Hey guys! Welcome back to Art Lab! We all know that distressed clothing items are in right now, but what about distressed art? I got the idea of “distressed art” from an old pair of jeans while cleaning out my closet the other day. (who knew that old jeans could be art inspiration? XD) After a few attempts I finally got it right – and I’m super excited to share it!
Today, we’ll be making alcohol ink. Alcohol ink art has been trending and I’ve been looking at buying alcohol ink but I decided to make some of my own.
You will need:
- Rubbing alcohol
- old markers that don’t work anymore
- utility knife
- paper towels
- something to line your workspace with
- Plastic tubes, jars, something to store your ink
- gloves (optional)
1) Take apart the markers to get the cartridge out. I’m using some old calligraphy markers. Don’t be hesitant to use some force!
2) Make two small slices in the catridges. Don’t slice all the way through. It makes it harder the fish them out later.
3) Grab your two plastic containers and put the cartridges into them and fill the containers about 80% full. Leave some space on the top.
4) Leave the ink to “marinate” and set for at least a few hours or until the color has stopped changing.
5) With gloves on, use the chopsticks to fish out the cartridges and squeeze all the alcohol out of them. Give your inks a swirl. That’s it!
6) Make some art! I made the ATC’s below by placing drops of ink and using a heat gun to move them around and dry them.
TIP! Don’t use normal paper. Alchol ink will bleed right trhough. Use GLOSSY paper, like photo paper OR you can cover paper with some Elmer’s or Mod Podge which works well enough.
Let’s chat below! Will you try this tutorial? Have you ever tried alcohol inks?
Bonjour les amis!
How are you all doing? With school in sight, let’s focus on enjoying the rest of summer.
Our project today is DIY paint markers.
You will need:
- Empty and clean waterbrush
- Liquitex Flow-Aid (it will last you a long time!)
- Acrylic Paint
- Eyedropper or syringe
- A container with a tight lid
- Scratch paper (to test the ink)
- Gloves (optional)

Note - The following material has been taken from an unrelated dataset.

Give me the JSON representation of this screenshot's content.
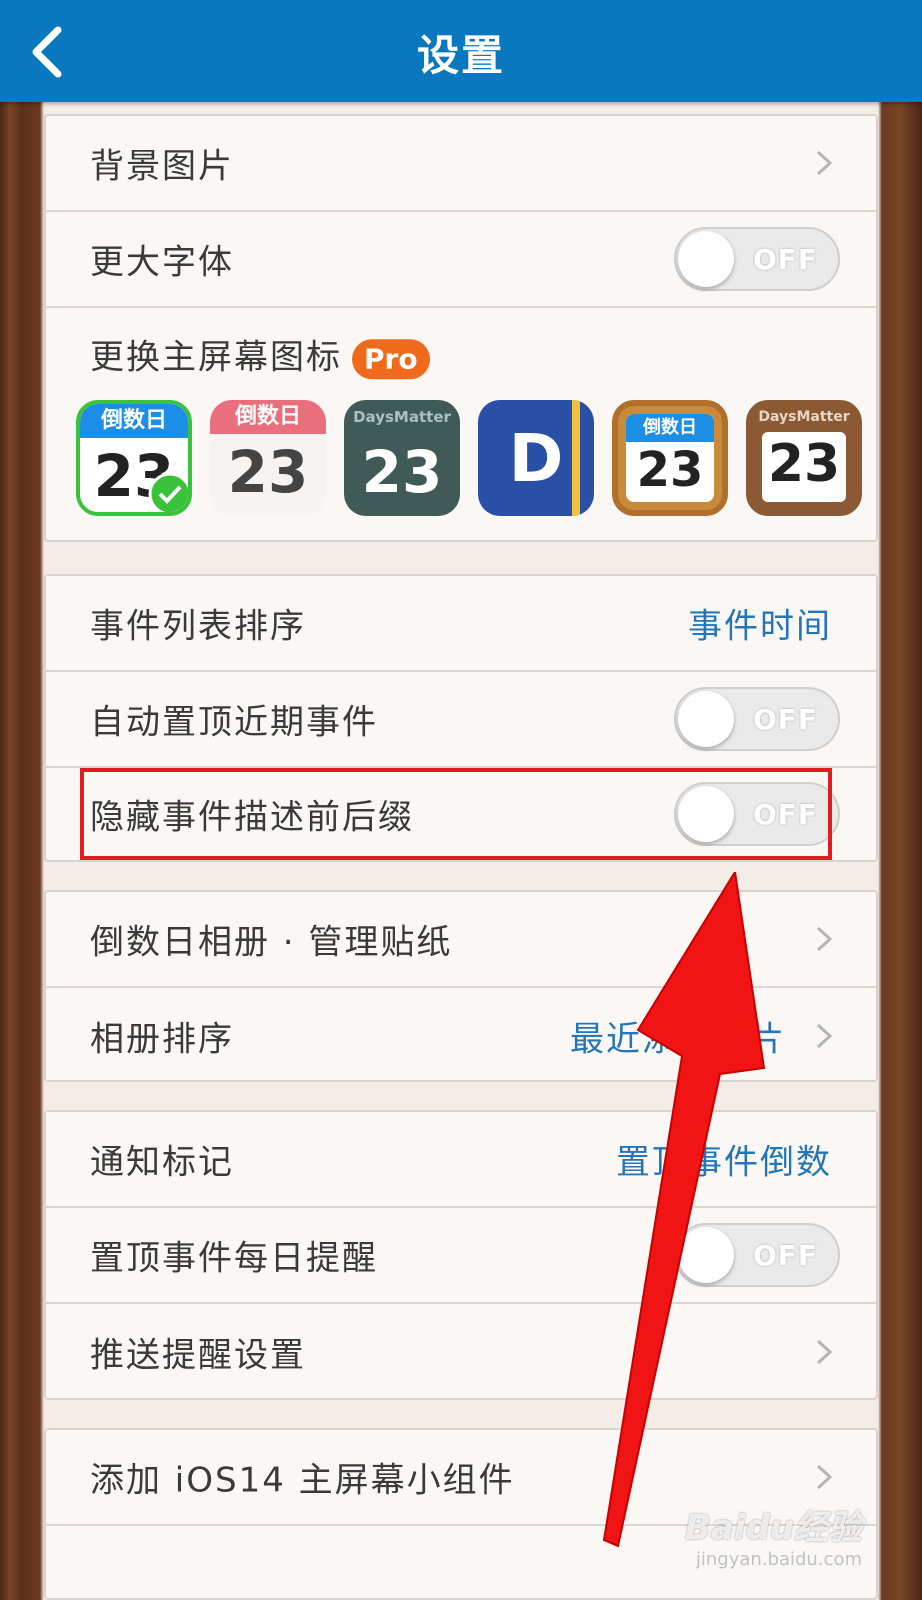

Step 1. Gather Materials
I’m using a rather worn Niji water brush and Liquitex Soft Body Acrylic paint in Blue, Black, and Titanium White.
Step 2. Squeeze about 1 teaspoon worth of paint into your lid-able container.
Step 3. Mix the paint up with a toothpick or chopstick.
Step 4. Pour about 3-5 drops of Liquitex Flow-Aid. It helps to dilute the acrylic paint without having the paint separate. Add about 1 tablespoon + of water until the solution is rather runny.
Step 5. Pour into your waterbrush.
It takes trial and error to make a solution that will work with a water brush. I would lean more on the watery side.
Hello fellow artists! I hope you are having a wonderful summer so far! Today I wanted to share a really beautiful technique for painting watercolor sunsets. It is seriously so easy, and fun, and well it’s just a blast!
Do you have a ton of old and empty mint/candy tins? Ever wonder what to do with them other than throw them out? I have a small collection and was wondering how to spruce the tins and make them artsy!
Let’s begin! You’ll need:
- old metal tin
- acrylic paints (I’m using Jane Davenport Acrylic Paints in portrait colors)
- paper towels
- paper scraps/stickers/ephemera (I’m using Jane Davenport Collage Papers)
- texture pastes/mediums (I’m using Heidi Swapp Metallic Paste and Art Screen Ink)
- PVA glue/Mod Podge to seal it
- masking tape/painter’s tape
Separate the tin into the lid and the bottom. For taping, you have two options regarding the lid–tape the border and just paint the top OR paint the whole lid. For the bottom, tape the upper half, where the lid rests when closed.
Think of a theme. Brush on smooth and thin layers of paint. Allow it to dry between coats. You will need at least 2-3 coats of paint depending on your paint quality and coverage. Wash your brushes between coats and dry before re-painting.
After you are completely finished painting, glue on paper scraps and seal with PVA glue. You can use any texture medium as well (I’m using Heidi Swapp Metallic Texture Paste in teal and Heidi Swapp Art Screen ink). I applied the paste with my fingers. Wash your brush and fingers every so often to prevent a stiff and unusable brush OR messy fingers. After I applied the paste, I glued on some Jane Davenport Collage papers.
Seal and protect your painted surface with PVA glue diluted with a few drops of water. Let dry completely for a few hours before putting the tin back together.
That’s a wrap folks! What did you think? Will you try this? Have any questions (maybe about the paint, brushes, etc.)? Ask me in the comments.
This post originally appeared on quaint & darling.